▶ _What you have to do_
Your task is to repeat the listing exactly.

▶ _Data for this exercise_
#####
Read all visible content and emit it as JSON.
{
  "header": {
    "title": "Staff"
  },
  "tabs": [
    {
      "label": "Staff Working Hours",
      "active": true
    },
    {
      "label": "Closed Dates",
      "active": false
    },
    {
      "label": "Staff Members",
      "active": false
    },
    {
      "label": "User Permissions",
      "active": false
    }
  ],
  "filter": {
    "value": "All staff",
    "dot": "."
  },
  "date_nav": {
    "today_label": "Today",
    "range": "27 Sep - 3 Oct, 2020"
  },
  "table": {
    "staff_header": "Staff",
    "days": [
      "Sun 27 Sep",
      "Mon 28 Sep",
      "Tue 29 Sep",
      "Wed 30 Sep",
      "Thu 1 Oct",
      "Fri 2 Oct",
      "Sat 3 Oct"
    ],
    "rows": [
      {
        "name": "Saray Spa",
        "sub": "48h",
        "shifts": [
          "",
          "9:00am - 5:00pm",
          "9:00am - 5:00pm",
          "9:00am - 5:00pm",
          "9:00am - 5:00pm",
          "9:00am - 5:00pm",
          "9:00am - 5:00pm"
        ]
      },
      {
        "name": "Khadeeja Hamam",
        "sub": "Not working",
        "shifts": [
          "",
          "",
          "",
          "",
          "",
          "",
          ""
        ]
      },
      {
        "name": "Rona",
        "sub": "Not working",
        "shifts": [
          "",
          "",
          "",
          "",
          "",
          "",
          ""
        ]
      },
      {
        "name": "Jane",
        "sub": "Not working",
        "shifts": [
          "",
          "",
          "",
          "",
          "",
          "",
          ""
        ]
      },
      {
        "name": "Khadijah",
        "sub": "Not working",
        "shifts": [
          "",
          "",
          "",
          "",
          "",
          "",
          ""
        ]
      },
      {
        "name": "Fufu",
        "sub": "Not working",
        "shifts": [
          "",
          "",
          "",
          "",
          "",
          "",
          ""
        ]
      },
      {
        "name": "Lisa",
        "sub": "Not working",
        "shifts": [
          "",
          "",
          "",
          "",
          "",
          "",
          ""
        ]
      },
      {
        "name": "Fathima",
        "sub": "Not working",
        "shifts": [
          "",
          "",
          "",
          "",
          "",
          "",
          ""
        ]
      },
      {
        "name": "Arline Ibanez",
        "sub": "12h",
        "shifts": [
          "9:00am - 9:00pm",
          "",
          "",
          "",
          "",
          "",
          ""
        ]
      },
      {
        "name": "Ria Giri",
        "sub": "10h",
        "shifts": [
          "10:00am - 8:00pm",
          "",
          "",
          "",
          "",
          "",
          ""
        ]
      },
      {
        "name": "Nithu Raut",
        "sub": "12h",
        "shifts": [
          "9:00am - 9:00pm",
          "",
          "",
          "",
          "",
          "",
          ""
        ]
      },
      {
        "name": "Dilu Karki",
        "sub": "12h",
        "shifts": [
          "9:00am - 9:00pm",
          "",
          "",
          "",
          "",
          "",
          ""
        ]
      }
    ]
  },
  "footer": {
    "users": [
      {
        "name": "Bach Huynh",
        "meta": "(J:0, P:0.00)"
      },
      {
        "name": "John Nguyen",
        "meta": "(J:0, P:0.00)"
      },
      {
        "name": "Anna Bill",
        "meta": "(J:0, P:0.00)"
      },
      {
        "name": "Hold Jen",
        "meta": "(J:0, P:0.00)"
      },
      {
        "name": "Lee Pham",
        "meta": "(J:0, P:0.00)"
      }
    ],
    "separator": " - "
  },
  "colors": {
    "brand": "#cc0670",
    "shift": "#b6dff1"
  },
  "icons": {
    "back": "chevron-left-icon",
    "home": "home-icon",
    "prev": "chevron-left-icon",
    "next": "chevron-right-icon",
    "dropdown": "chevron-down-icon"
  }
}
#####
▶ _Result for this task_
Read all visible content and emit it as JSON.
{
  "header": {
    "title": "Staff"
  },
  "tabs": [
    {
      "label": "Staff Working Hours",
      "active": true
    },
    {
      "label": "Closed Dates",
      "active": false
    },
    {
      "label": "Staff Members",
      "active": false
    },
    {
      "label": "User Permissions",
      "active": false
    }
  ],
  "filter": {
    "value": "All staff",
    "dot": "."
  },
  "date_nav": {
    "today_label": "Today",
    "range": "27 Sep - 3 Oct, 2020"
  },
  "table": {
    "staff_header": "Staff",
    "days": [
      "Sun 27 Sep",
      "Mon 28 Sep",
      "Tue 29 Sep",
      "Wed 30 Sep",
      "Thu 1 Oct",
      "Fri 2 Oct",
      "Sat 3 Oct"
    ],
    "rows": [
      {
        "name": "Saray Spa",
        "sub": "48h",
        "shifts": [
          "",
          "9:00am - 5:00pm",
          "9:00am - 5:00pm",
          "9:00am - 5:00pm",
          "9:00am - 5:00pm",
          "9:00am - 5:00pm",
          "9:00am - 5:00pm"
        ]
      },
      {
        "name": "Khadeeja Hamam",
        "sub": "Not working",
        "shifts": [
          "",
          "",
          "",
          "",
          "",
          "",
          ""
        ]
      },
      {
        "name": "Rona",
        "sub": "Not working",
        "shifts": [
          "",
          "",
          "",
          "",
          "",
          "",
          ""
        ]
      },
      {
        "name": "Jane",
        "sub": "Not working",
        "shifts": [
          "",
          "",
          "",
          "",
          "",
          "",
          ""
        ]
      },
      {
        "name": "Khadijah",
        "sub": "Not working",
        "shifts": [
          "",
          "",
          "",
          "",
          "",
          "",
          ""
        ]
      },
      {
        "name": "Fufu",
        "sub": "Not working",
        "shifts": [
          "",
          "",
          "",
          "",
          "",
          "",
          ""
        ]
      },
      {
        "name": "Lisa",
        "sub": "Not working",
        "shifts": [
          "",
          "",
          "",
          "",
          "",
          "",
          ""
        ]
      },
      {
        "name": "Fathima",
        "sub": "Not working",
        "shifts": [
          "",
          "",
          "",
          "",
          "",
          "",
          ""
        ]
      },
      {
        "name": "Arline Ibanez",
        "sub": "12h",
        "shifts": [
          "9:00am - 9:00pm",
          "",
          "",
          "",
          "",
          "",
          ""
        ]
      },
      {
        "name": "Ria Giri",
        "sub": "10h",
        "shifts": [
          "10:00am - 8:00pm",
          "",
          "",
          "",
          "",
          "",
          ""
        ]
      },
      {
        "name": "Nithu Raut",
        "sub": "12h",
        "shifts": [
          "9:00am - 9:00pm",
          "",
          "",
          "",
          "",
          "",
          ""
        ]
      },
      {
        "name": "Dilu Karki",
        "sub": "12h",
        "shifts": [
          "9:00am - 9:00pm",
          "",
          "",
          "",
          "",
          "",
          ""
        ]
      }
    ]
  },
  "footer": {
    "users": [
      {
        "name": "Bach Huynh",
        "meta": "(J:0, P:0.00)"
      },
      {
        "name": "John Nguyen",
        "meta": "(J:0, P:0.00)"
      },
      {
        "name": "Anna Bill",
        "meta": "(J:0, P:0.00)"
      },
      {
        "name": "Hold Jen",
        "meta": "(J:0, P:0.00)"
      },
      {
        "name": "Lee Pham",
        "meta": "(J:0, P:0.00)"
      }
    ],
    "separator": " - "
  },
  "colors": {
    "brand": "#cc0670",
    "shift": "#b6dff1"
  },
  "icons": {
    "back": "chevron-left-icon",
    "home": "home-icon",
    "prev": "chevron-left-icon",
    "next": "chevron-right-icon",
    "dropdown": "chevron-down-icon"
  }
}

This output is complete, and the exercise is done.